The Happy Couple in the Throne Room after The Royal Wedding

Just how big was the #RoyalWedding this past Friday? An estimated 2 billion people tuned into the event. According to Akamai it was the sixth biggest event on the Web with just under 5.4 million page views a minute at the height of the event.

It was the first #RoyalWedding to take place since 2005. Just how has the Internet and Social Media changed since then? Well Facebook was one year old, YouTube was around for just two months and Twitter didn’t even exist.

Here are some other interesting measurements surrounding the Royal Wedding of Prince William and Catherine (Kate) Middleton, now known as the Duke and Duchess of Cambridge.

NBC shared the following stats collected from Trendrr about the event specifically on Twitter. The LA Times had some additional information about how NBC intended to use social media and track the conversations surrounding the Royal Wedding.

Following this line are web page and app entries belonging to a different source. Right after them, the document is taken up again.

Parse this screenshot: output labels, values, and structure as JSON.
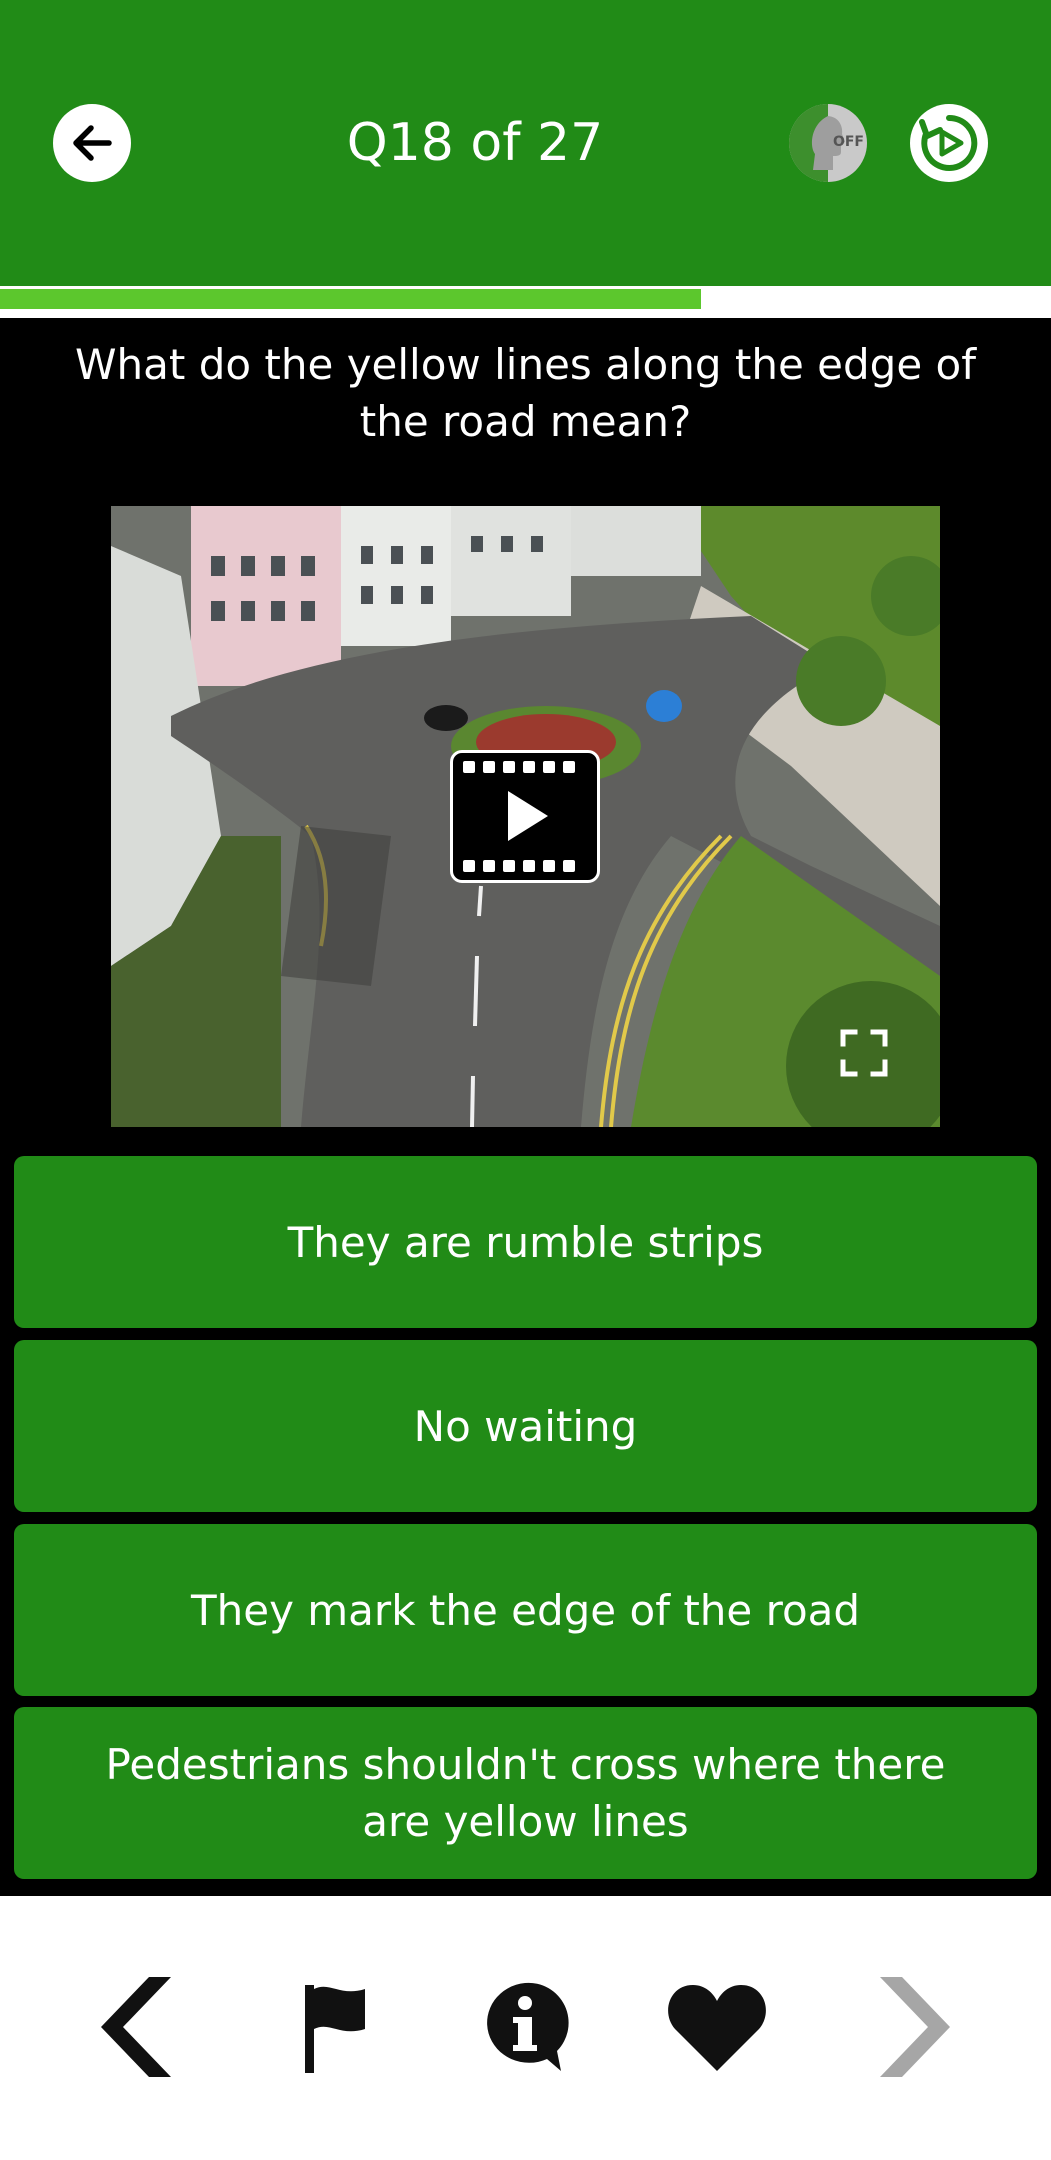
{
  "header": {
    "title": "Q18 of 27",
    "back_icon": "arrow-left-icon",
    "voice_toggle": {
      "state": "OFF",
      "icon": "voice-head-icon"
    },
    "replay_icon": "replay-video-icon"
  },
  "progress": {
    "current": 18,
    "total": 27,
    "fraction": 0.667
  },
  "question": {
    "text": "What do the yellow lines along the edge of the road mean?"
  },
  "media": {
    "type": "video",
    "description_icon": "play-video-icon",
    "fullscreen_icon": "expand-icon"
  },
  "answers": [
    {
      "label": "They are rumble strips"
    },
    {
      "label": "No waiting"
    },
    {
      "label": "They mark the edge of the road"
    },
    {
      "label": "Pedestrians shouldn't cross where there are yellow lines"
    }
  ],
  "bottom_nav": {
    "items": [
      {
        "icon": "chevron-left-icon",
        "enabled": true
      },
      {
        "icon": "flag-icon",
        "enabled": true
      },
      {
        "icon": "info-icon",
        "enabled": true
      },
      {
        "icon": "heart-icon",
        "enabled": true
      },
      {
        "icon": "chevron-right-icon",
        "enabled": false
      }
    ]
  },
  "colors": {
    "primary_green": "#218b17",
    "progress_green": "#5cc72d",
    "background": "#000000",
    "disabled_gray": "#a6a6a6"
  }
}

  • 58% of Twitter conversations were of positive sentiment, 24% of tweets registered as neutral, and 18% were negative.
  • Women tweeted the most, 64% of tweets came from them vs. 36% from men.
  • 42% of all Royal Wedding related tweets came from Twitter.com while 39% came from mobile devices.

Specifically looking at the hashtags and top influencers during the event the following stats were shared.

  • Mentions of the #RoyalWedding hashtag topped 1 million by mid-ceremony.
  • Top hashtags include #royalwedding, #rw2011 (the officially Royal Wedding hashtag), #royalwedding!, #rw11, and #bodareal (which is Spanish for “#royalwedding”)
  • According to Klout, the top influencers included @nytimes, @eonline and @andersoncooper.

Webtrends also did a great job pulling together pre-Royal Wedding and post-Royal Wedding infographics to summarize the online conversations. Highlights include:

  • 2.7 million social media mentions in 24 hours.
  • The U.S. generated the majority of the buzz according to Webtrends, as 55.8% of conversations originated there, compared to 1.69% in the U.K.

Note: Photo courtesy of The British Monarchy on Flickr